(The Center Square) - A new report published by a government transparency coalition in Colorado describes the state's open records law as "unbalanced," saying it negatively impacts those who work for the public good by allowing custodians to impose exorbitant fees to produce public records.
University of Denver law student Justin Twardowski, who compiled the report for the Colorado Freedom of Information Coalition (CFOIC), found that while the Colorado Open Records Act (CORA) doesn't specify fees for records requests, courts have allowed custodians to charge "nominal" fees for research and retrieval, a right Twardowski argues state agencies abuse continuously, resulting in exorbitant fees being charged for simple and narrowly-tailored requests.
In 2014, state lawmakers attempted to reign-in some of the exorbitant fees charged to research and retrieve documents by capping the maximum hourly fee at $30.00 per hour. Fees are adjusted each year in conjunction with the inflation rate. The current CORA fee is $33.58 per hour.
However, this didn't stop government agencies from charging the maximum allowable under the law, Twardowski argues. Some examples include the Department of Revenue charging The Denver Post $10,000 for information on state marijuana businesses and History Colorado charging 9News over $2,200 for 120 redacted pages of state archaeological documents.
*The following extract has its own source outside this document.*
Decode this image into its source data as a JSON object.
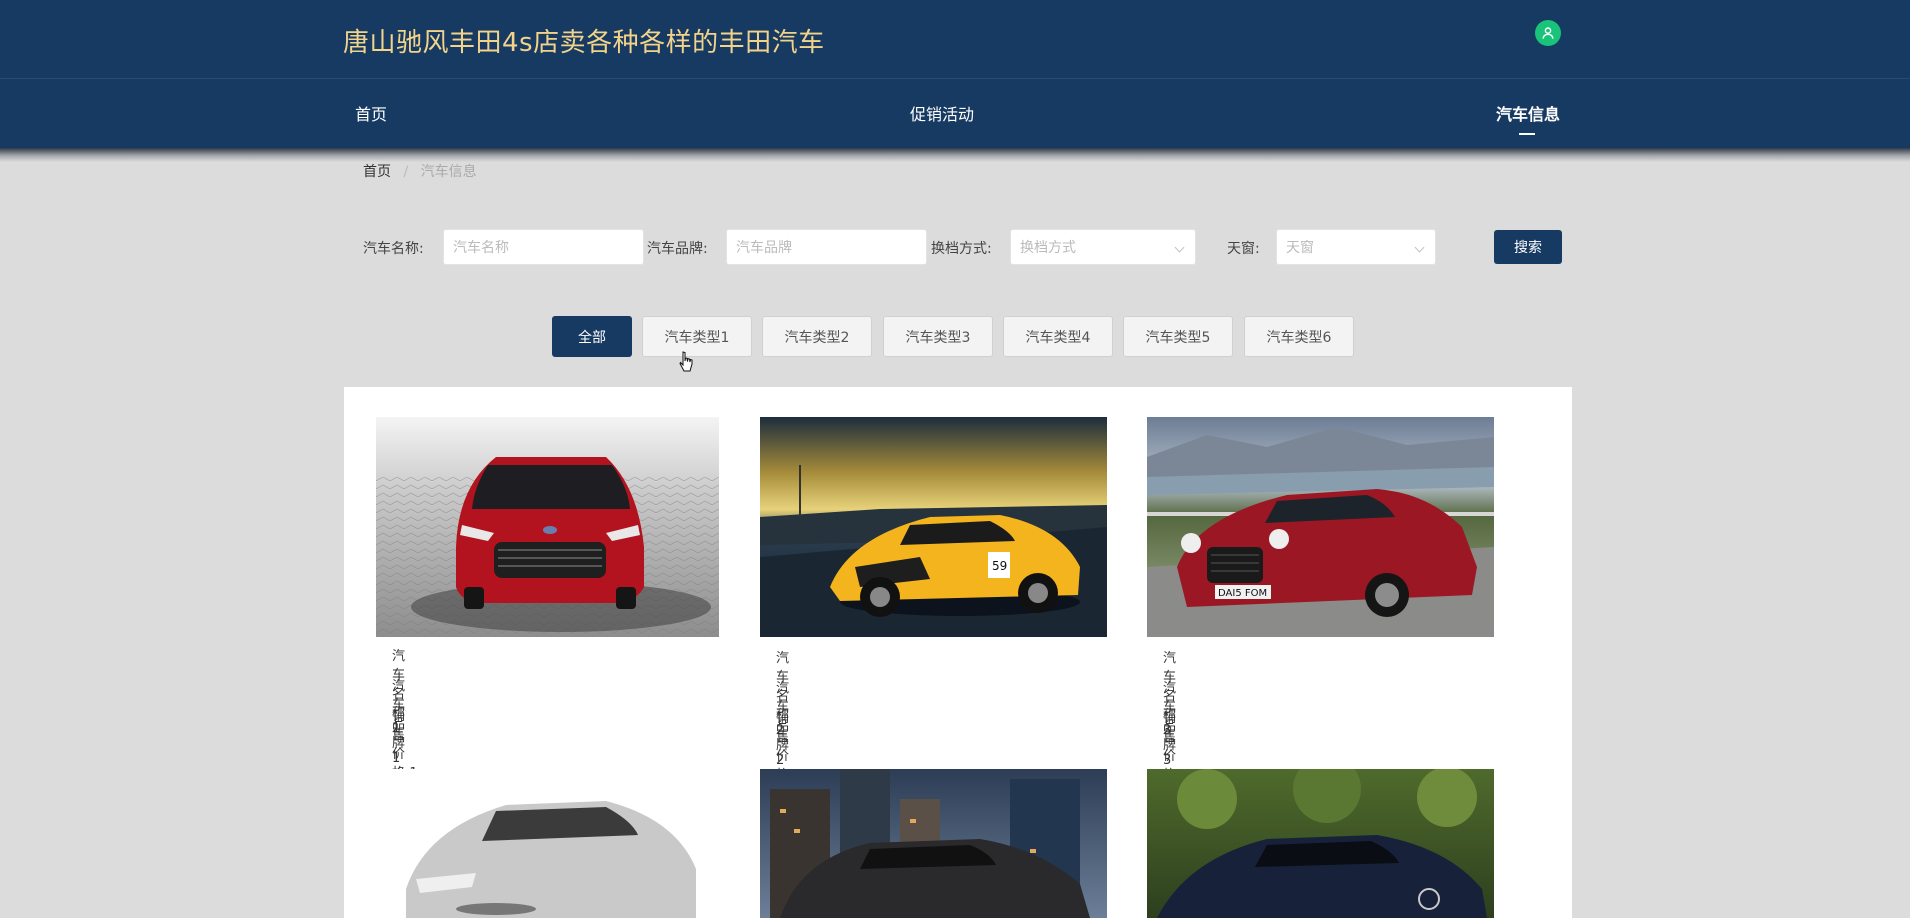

"Six years later, it is clear that CORA's fee provision can be used to make public records so cost prohibitive they effectively are off limits to the public," Twardowski states.
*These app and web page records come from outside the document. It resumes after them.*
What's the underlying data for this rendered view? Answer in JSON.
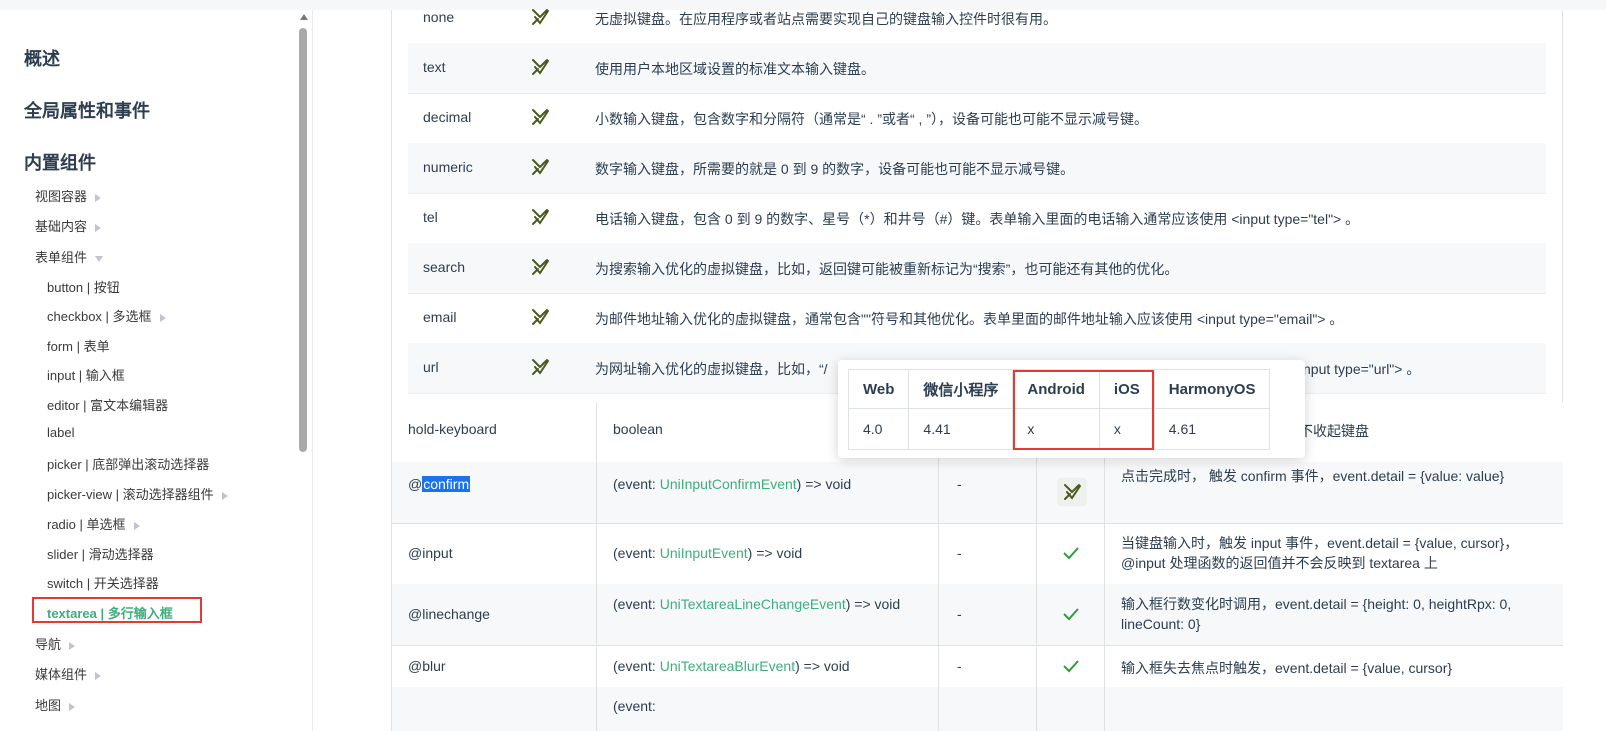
{
  "sidebar": {
    "headings": [
      "概述",
      "全局属性和事件",
      "内置组件"
    ],
    "items": [
      {
        "label": "视图容器",
        "arrow": "right",
        "level": 1
      },
      {
        "label": "基础内容",
        "arrow": "right",
        "level": 1
      },
      {
        "label": "表单组件",
        "arrow": "down",
        "level": 1
      },
      {
        "label": "button | 按钮",
        "arrow": "",
        "level": 2
      },
      {
        "label": "checkbox | 多选框",
        "arrow": "right",
        "level": 2
      },
      {
        "label": "form | 表单",
        "arrow": "",
        "level": 2
      },
      {
        "label": "input | 输入框",
        "arrow": "",
        "level": 2
      },
      {
        "label": "editor | 富文本编辑器",
        "arrow": "",
        "level": 2
      },
      {
        "label": "label",
        "arrow": "",
        "level": 2
      },
      {
        "label": "picker | 底部弹出滚动选择器",
        "arrow": "",
        "level": 2
      },
      {
        "label": "picker-view | 滚动选择器组件",
        "arrow": "right",
        "level": 2
      },
      {
        "label": "radio | 单选框",
        "arrow": "right",
        "level": 2
      },
      {
        "label": "slider | 滑动选择器",
        "arrow": "",
        "level": 2
      },
      {
        "label": "switch | 开关选择器",
        "arrow": "",
        "level": 2
      }
    ],
    "active": "textarea | 多行输入框",
    "after": [
      {
        "label": "导航",
        "arrow": "right"
      },
      {
        "label": "媒体组件",
        "arrow": "right"
      },
      {
        "label": "地图",
        "arrow": "right"
      }
    ]
  },
  "inputmode_rows": [
    {
      "name": "none",
      "desc": "无虚拟键盘。在应用程序或者站点需要实现自己的键盘输入控件时很有用。"
    },
    {
      "name": "text",
      "desc": "使用用户本地区域设置的标准文本输入键盘。"
    },
    {
      "name": "decimal",
      "desc": "小数输入键盘，包含数字和分隔符（通常是“ . ”或者“ , ”），设备可能也可能不显示减号键。"
    },
    {
      "name": "numeric",
      "desc": "数字输入键盘，所需要的就是 0 到 9 的数字，设备可能也可能不显示减号键。"
    },
    {
      "name": "tel",
      "desc": "电话输入键盘，包含 0 到 9 的数字、星号（*）和井号（#）键。表单输入里面的电话输入通常应该使用 <input type=\"tel\"> 。"
    },
    {
      "name": "search",
      "desc": "为搜索输入优化的虚拟键盘，比如，返回键可能被重新标记为“搜索”，也可能还有其他的优化。"
    },
    {
      "name": "email",
      "desc": "为邮件地址输入优化的虚拟键盘，通常包含\"\"符号和其他优化。表单里面的邮件地址输入应该使用 <input type=\"email\"> 。"
    },
    {
      "name": "url",
      "desc_left": "为网址输入优化的虚拟键盘，比如，“/",
      "desc_right": "nput type=\"url\"> 。"
    }
  ],
  "rows": [
    {
      "name_prefix": "",
      "name": "hold-keyboard",
      "type_prefix": "boolean",
      "type_link": "",
      "type_suffix": "",
      "default": "",
      "desc": "不收起键盘"
    },
    {
      "name_prefix": "@",
      "name": "confirm",
      "type_prefix": "(event: ",
      "type_link": "UniInputConfirmEvent",
      "type_suffix": ") => void",
      "default": "-",
      "desc": "点击完成时， 触发 confirm 事件，event.detail = {value: value}"
    },
    {
      "name_prefix": "@",
      "name": "input",
      "type_prefix": "(event: ",
      "type_link": "UniInputEvent",
      "type_suffix": ") => void",
      "default": "-",
      "desc": "当键盘输入时，触发 input 事件，event.detail = {value, cursor}， @input 处理函数的返回值并不会反映到 textarea 上"
    },
    {
      "name_prefix": "@",
      "name": "linechange",
      "type_prefix": "(event: ",
      "type_link": "UniTextareaLineChangeEvent",
      "type_suffix": ") => void",
      "default": "-",
      "desc": "输入框行数变化时调用，event.detail = {height: 0, heightRpx: 0, lineCount: 0}"
    },
    {
      "name_prefix": "@",
      "name": "blur",
      "type_prefix": "(event: ",
      "type_link": "UniTextareaBlurEvent",
      "type_suffix": ") => void",
      "default": "-",
      "desc": "输入框失去焦点时触发，event.detail = {value, cursor}"
    },
    {
      "name_prefix": "",
      "name": "",
      "type_prefix": "(event:",
      "type_link": "",
      "type_suffix": "",
      "default": "",
      "desc": ""
    }
  ],
  "popup": {
    "headers": [
      "Web",
      "微信小程序",
      "Android",
      "iOS",
      "HarmonyOS"
    ],
    "values": [
      "4.0",
      "4.41",
      "x",
      "x",
      "4.61"
    ]
  },
  "colors": {
    "link": "#3eaf7c",
    "highlight": "#e53935",
    "check_dark": "#4a5a1e",
    "check_green": "#2e9d3e"
  }
}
"CORA's fee provision is unbalanced, negatively affecting those who work for the public good," he concludes in the report.
The report recommends several ways state lawmakers could reform CORA, among them a provision to bar government agencies from charging requesters "for personnel time spent researching and retrieving records," and another that would require agencies to provide requesters with itemized receipts for charges.
Steve Zansberg, a First Amendment lawyer in Denver, described the report as "a clarion call to the General Assembly to restore a proper balance to CORA."
"Mr. Twardowski's thorough report presents compelling proof that Colorado open records law, as currently configured, allows custodians to impose unreasonable fees that thwart the public's right to access their records," Zansberg said.